_ABOUT THIS TASK_
Tally the lines in the entries where the string "name" appears, and write only the total.

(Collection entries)
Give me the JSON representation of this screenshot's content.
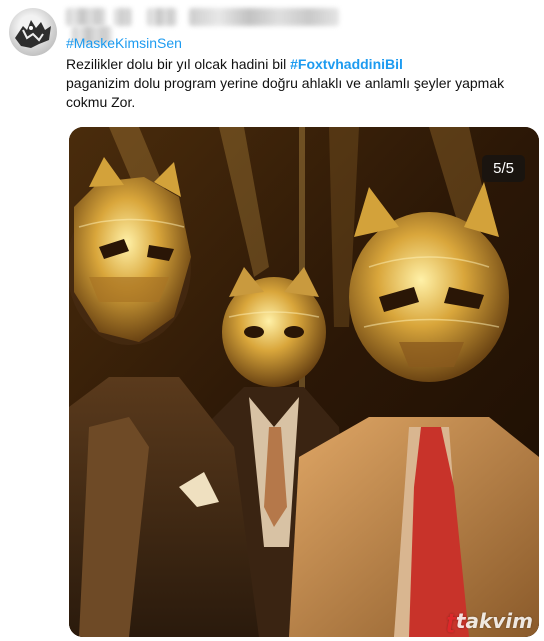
{
  "tweet": {
    "hashtag": "#MaskeKimsinSen",
    "line1_text": "Rezilikler dolu bir yıl olcak hadini bil",
    "line1_tag": "#FoxtvhaddiniBil",
    "body": "paganizim dolu program yerine doğru ahlaklı ve anlamlı şeyler yapmak cokmu Zor."
  },
  "media": {
    "counter": "5/5",
    "watermark": "takvim",
    "icon": "masked-men-photo"
  },
  "colors": {
    "link": "#1d9bf0",
    "brand_red": "#e3262b"
  }
}
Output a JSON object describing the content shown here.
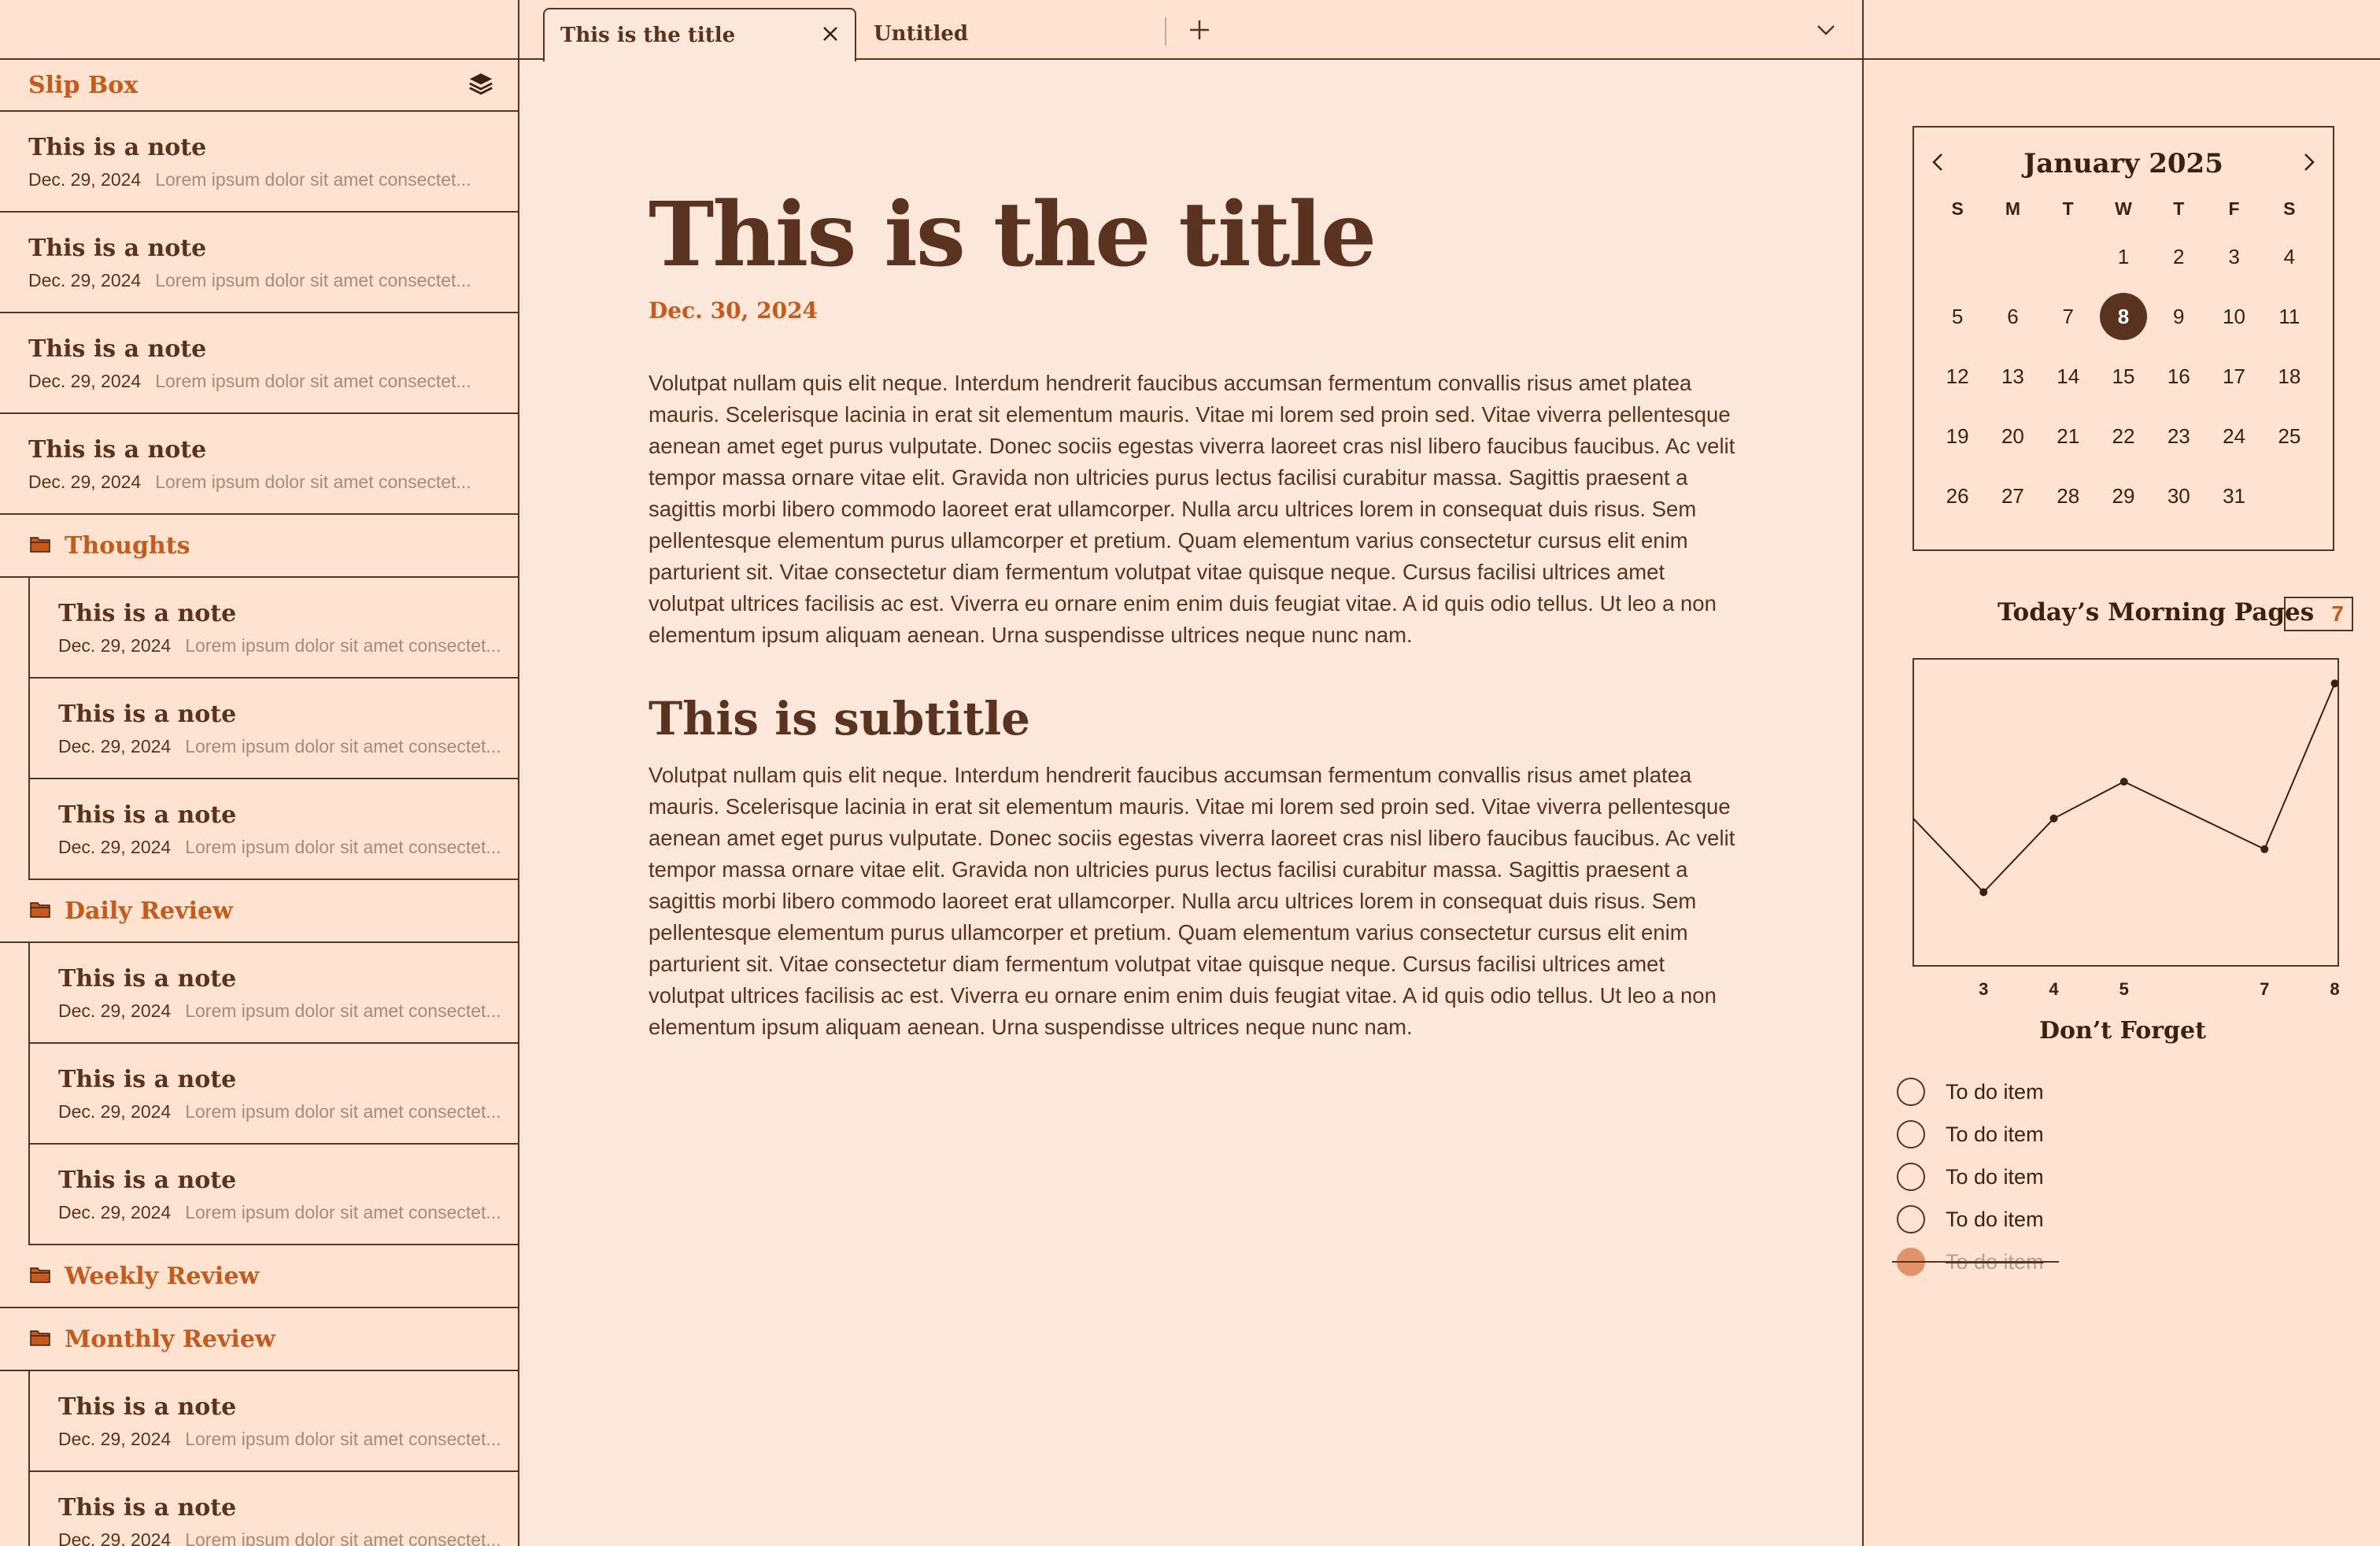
{
  "sidebar": {
    "title": "Slip Box",
    "root_notes": [
      {
        "title": "This is a note",
        "date": "Dec. 29, 2024",
        "preview": "Lorem ipsum dolor sit amet consectet..."
      },
      {
        "title": "This is a note",
        "date": "Dec. 29, 2024",
        "preview": "Lorem ipsum dolor sit amet consectet..."
      },
      {
        "title": "This is a note",
        "date": "Dec. 29, 2024",
        "preview": "Lorem ipsum dolor sit amet consectet..."
      },
      {
        "title": "This is a note",
        "date": "Dec. 29, 2024",
        "preview": "Lorem ipsum dolor sit amet consectet..."
      }
    ],
    "folders": [
      {
        "name": "Thoughts",
        "notes": [
          {
            "title": "This is a note",
            "date": "Dec. 29, 2024",
            "preview": "Lorem ipsum dolor sit amet consectet..."
          },
          {
            "title": "This is a note",
            "date": "Dec. 29, 2024",
            "preview": "Lorem ipsum dolor sit amet consectet..."
          },
          {
            "title": "This is a note",
            "date": "Dec. 29, 2024",
            "preview": "Lorem ipsum dolor sit amet consectet..."
          }
        ]
      },
      {
        "name": "Daily Review",
        "notes": [
          {
            "title": "This is a note",
            "date": "Dec. 29, 2024",
            "preview": "Lorem ipsum dolor sit amet consectet..."
          },
          {
            "title": "This is a note",
            "date": "Dec. 29, 2024",
            "preview": "Lorem ipsum dolor sit amet consectet..."
          },
          {
            "title": "This is a note",
            "date": "Dec. 29, 2024",
            "preview": "Lorem ipsum dolor sit amet consectet..."
          }
        ]
      },
      {
        "name": "Weekly Review",
        "notes": []
      },
      {
        "name": "Monthly Review",
        "notes": [
          {
            "title": "This is a note",
            "date": "Dec. 29, 2024",
            "preview": "Lorem ipsum dolor sit amet consectet..."
          },
          {
            "title": "This is a note",
            "date": "Dec. 29, 2024",
            "preview": "Lorem ipsum dolor sit amet consectet..."
          }
        ]
      }
    ]
  },
  "tabs": [
    {
      "label": "This is the title",
      "active": true
    },
    {
      "label": "Untitled",
      "active": false
    }
  ],
  "document": {
    "title": "This is the title",
    "date": "Dec. 30, 2024",
    "paragraph1": "Volutpat nullam quis elit neque. Interdum hendrerit faucibus accumsan fermentum convallis risus amet platea mauris. Scelerisque lacinia in erat sit elementum mauris. Vitae mi lorem sed proin sed. Vitae viverra pellentesque aenean amet eget purus vulputate. Donec sociis egestas viverra laoreet cras nisl libero faucibus faucibus. Ac velit tempor massa ornare vitae elit. Gravida non ultricies purus lectus facilisi curabitur massa. Sagittis praesent a sagittis morbi libero commodo laoreet erat ullamcorper. Nulla arcu ultrices lorem in consequat duis risus. Sem pellentesque elementum purus ullamcorper et pretium. Quam elementum varius consectetur cursus elit enim parturient sit. Vitae consectetur diam fermentum volutpat vitae quisque neque. Cursus facilisi ultrices amet volutpat ultrices facilisis ac est. Viverra eu ornare enim enim duis feugiat vitae. A id quis odio tellus. Ut leo a non elementum ipsum aliquam aenean. Urna suspendisse ultrices neque nunc nam.",
    "subtitle": "This is subtitle",
    "paragraph2": "Volutpat nullam quis elit neque. Interdum hendrerit faucibus accumsan fermentum convallis risus amet platea mauris. Scelerisque lacinia in erat sit elementum mauris. Vitae mi lorem sed proin sed. Vitae viverra pellentesque aenean amet eget purus vulputate. Donec sociis egestas viverra laoreet cras nisl libero faucibus faucibus. Ac velit tempor massa ornare vitae elit. Gravida non ultricies purus lectus facilisi curabitur massa. Sagittis praesent a sagittis morbi libero commodo laoreet erat ullamcorper. Nulla arcu ultrices lorem in consequat duis risus. Sem pellentesque elementum purus ullamcorper et pretium. Quam elementum varius consectetur cursus elit enim parturient sit. Vitae consectetur diam fermentum volutpat vitae quisque neque. Cursus facilisi ultrices amet volutpat ultrices facilisis ac est. Viverra eu ornare enim enim duis feugiat vitae. A id quis odio tellus. Ut leo a non elementum ipsum aliquam aenean. Urna suspendisse ultrices neque nunc nam."
  },
  "calendar": {
    "month_label": "January 2025",
    "weekdays": [
      "S",
      "M",
      "T",
      "W",
      "T",
      "F",
      "S"
    ],
    "first_weekday_index": 3,
    "days_in_month": 31,
    "selected_day": 8
  },
  "morning_pages": {
    "label": "Today’s Morning Pages",
    "count": "7"
  },
  "chart_data": {
    "type": "line",
    "x": [
      2,
      3,
      4,
      5,
      7,
      8
    ],
    "x_tick_labels": [
      "3",
      "4",
      "5",
      "7",
      "8"
    ],
    "values": [
      2.4,
      1.2,
      2.4,
      3.0,
      1.9,
      4.6
    ],
    "ylim": [
      0,
      5
    ],
    "grid": false,
    "color": "#3d2010"
  },
  "todo": {
    "title": "Don’t Forget",
    "items": [
      {
        "label": "To do item",
        "done": false
      },
      {
        "label": "To do item",
        "done": false
      },
      {
        "label": "To do item",
        "done": false
      },
      {
        "label": "To do item",
        "done": false
      },
      {
        "label": "To do item",
        "done": true
      }
    ]
  },
  "colors": {
    "accent": "#c75a1a",
    "text": "#5a3220",
    "background": "#fce8db",
    "done_circle": "#e1946a"
  }
}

_RESPONSE AREA_
4